Prepared Remarks of Attorney General Alberto R.

Gonzales at the National Police Survivors' Conference
Washington, D.C. May 14, 2007
Thank you, Last night, my wife Rebecca and I attended the National Law Enforcement Officers Memorial Fund Candlelight Vigil. For those who have never attended, the audience includes thousands of law enforcement officers and the surviving families and friends of fallen officers. Those families who have lost a loved one during the most recent year sit in the rows closest to the stage. After the program, Becky and I went down into the audience and said hello to some of the survivors and we were particularly moved by one mother, Tamara, and her young twin daughters, Rachael and Emily. Last August, Corporal Eric Sutphin from Virginia was shot and killed while participating in a manhunt for an escaped prisoner. Last night the little girls cried for their daddy and the mother appeared numb with grief. Our words of comfort seemed so inadequate for their loss. It is for them and the thousands of other survivors that I am here, to be able to participate, if only for a few minutes, in the tremendous sharing of support, cooperation, and healing that is the purpose of the Concerns of Police Survivors. This organization grew out of the very basic need of the widows and loved ones of fallen police officers to share the burden of their grief and protect the interests of those left behind. Jean Hill, Susie Sawyer and Shirley Gibson do a wonderful job harnessing the power that you all have to help each other through what is a truly a unique grieving experience. Because you are not just widows and widowers, friends and family, brothers and sisters… you are the vital structure that supported these fallen heroes. It was your fidelity and patience that enabled these beloved police officers to do the selfless and challenging work that earned their communities’ respect and gratitude.

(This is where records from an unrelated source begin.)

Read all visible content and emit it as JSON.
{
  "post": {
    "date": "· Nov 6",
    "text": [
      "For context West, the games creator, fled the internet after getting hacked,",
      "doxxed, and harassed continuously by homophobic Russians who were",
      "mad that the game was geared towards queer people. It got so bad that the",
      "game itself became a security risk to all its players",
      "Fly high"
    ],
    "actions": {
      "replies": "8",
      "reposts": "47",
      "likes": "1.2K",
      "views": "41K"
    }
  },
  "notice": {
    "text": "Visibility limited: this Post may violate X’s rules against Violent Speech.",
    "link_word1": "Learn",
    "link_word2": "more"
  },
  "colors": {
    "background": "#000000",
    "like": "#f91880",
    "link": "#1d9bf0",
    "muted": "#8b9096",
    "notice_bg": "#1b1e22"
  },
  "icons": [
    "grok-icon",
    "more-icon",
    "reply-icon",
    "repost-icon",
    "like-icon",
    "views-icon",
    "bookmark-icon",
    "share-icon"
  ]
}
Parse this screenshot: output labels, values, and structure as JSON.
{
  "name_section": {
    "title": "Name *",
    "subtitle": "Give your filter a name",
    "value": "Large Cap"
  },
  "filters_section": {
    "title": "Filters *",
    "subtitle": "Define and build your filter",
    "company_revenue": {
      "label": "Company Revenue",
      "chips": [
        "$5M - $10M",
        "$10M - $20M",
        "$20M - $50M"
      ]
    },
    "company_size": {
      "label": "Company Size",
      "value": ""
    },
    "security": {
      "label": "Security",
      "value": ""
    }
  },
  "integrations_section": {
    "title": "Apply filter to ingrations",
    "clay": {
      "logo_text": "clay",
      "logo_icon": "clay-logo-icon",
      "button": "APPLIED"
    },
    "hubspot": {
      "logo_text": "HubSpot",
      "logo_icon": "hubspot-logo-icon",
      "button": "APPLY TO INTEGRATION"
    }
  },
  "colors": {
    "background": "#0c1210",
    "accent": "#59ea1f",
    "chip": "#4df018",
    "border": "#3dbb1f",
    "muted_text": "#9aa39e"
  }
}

Your love and support for these heroes in life makes your sacrifice in their loss even more painful. You bear so much grief precisely because you gave so much. So I want to thank you for the sacrifices you made, and continue to make, in support of

the law enforcement mission. That’s why you must not be forgotten, just as your husbands, wives, parents, and siblings will not be forgotten. I liked what Jean said recently about the construction of the National Law Enforcement Museum. She said “It’s a matter of honor that we not forget the sacrifice of the living or the dead.” It is a matter of honor. It’s a matter of honor that local, state and federal government do its best to support those who serve while they serve, and, it is our solemn obligation, if those heroes make the ultimate sacrifice, to support those who survive them. I believe it is also a matter of patriotism. After all, your loved ones were patriots. They enforced the laws of this great nation. And without enforcement, our laws would be nothing more than words on paper. But the rule of law does not come cheap. It exacts a heavy toll on the men and women who serve, and the families whose love makes that service possible. Only the cop, the investigator, the first-responder leaves his or her home and family every morning not knowing whether they will return that night. And no one – no one but those who have loved and supported a police officer – knows what all of you have given in service to your neighborhoods, cities, states and nation. It is hard to make sense of the death of someone who gave so completely of themselves. Someone who protected the lives of strangers, who was willing to face danger so that the rest of us didn’t have to. Their hard work made possible all that is fair and good about our “land of the free.” And they are the people we think of when we sing of the “home of the brave.” So when we lose them, it is almost more than a community can comprehend. And it can be almost more than you, their loved ones, can bear. That is why you, who have always known how to give support, now need support. You find that support here, in COPS. And you seek it from the government systems that were designed to help you in the darkest hours of your service-oriented lives.

I know that dealing with the government to claim the financial help you need and deserve can be frustrating. Sometimes the government is not quick or responsive enough, and that hurts. I appreciate these frustrations and want to reassure you that we take your claims seriously. Though the workload of Public Safety Officers Benefits cases is heavy, I promise you that the Bureau of Justice Assistance is working hard for you, and that they appreciate the sacred nature of their work. That’s why Hope Janke, from our Bureau of Justice Assistance, is here at this conference – so you can meet with an actual person, face to face, who can give you an update on your claim. We have to do better, and we will do better meeting your needs. And I know that many of you are also fighting for justice in the courts. If your loved one was murdered, justice must be done. I feel very strongly about this, and I have a lot of confidence in our judicial system. I’d like to leave you with something that Henry James wrote that I think offers insight and hope as you grieve. He wrote that, quote, "sorrow comes in great waves… but it rolls over us, and though it may almost smother us it leaves us on the spot and we know that if it is strong we are stronger, in as much as it passes and we remain." I hope you know today, or you will know soon, that you are, in fact, stronger than the sorrow, and you are unquestionably stronger than the criminals who brought that sorrow upon you. Thank you for having me here today, and thank you for the sacrifices you have made for your country. May God bless you and give you strength. May He ease your burden and give you peace and understanding. And may He use your experiences to help others. Thank you. ###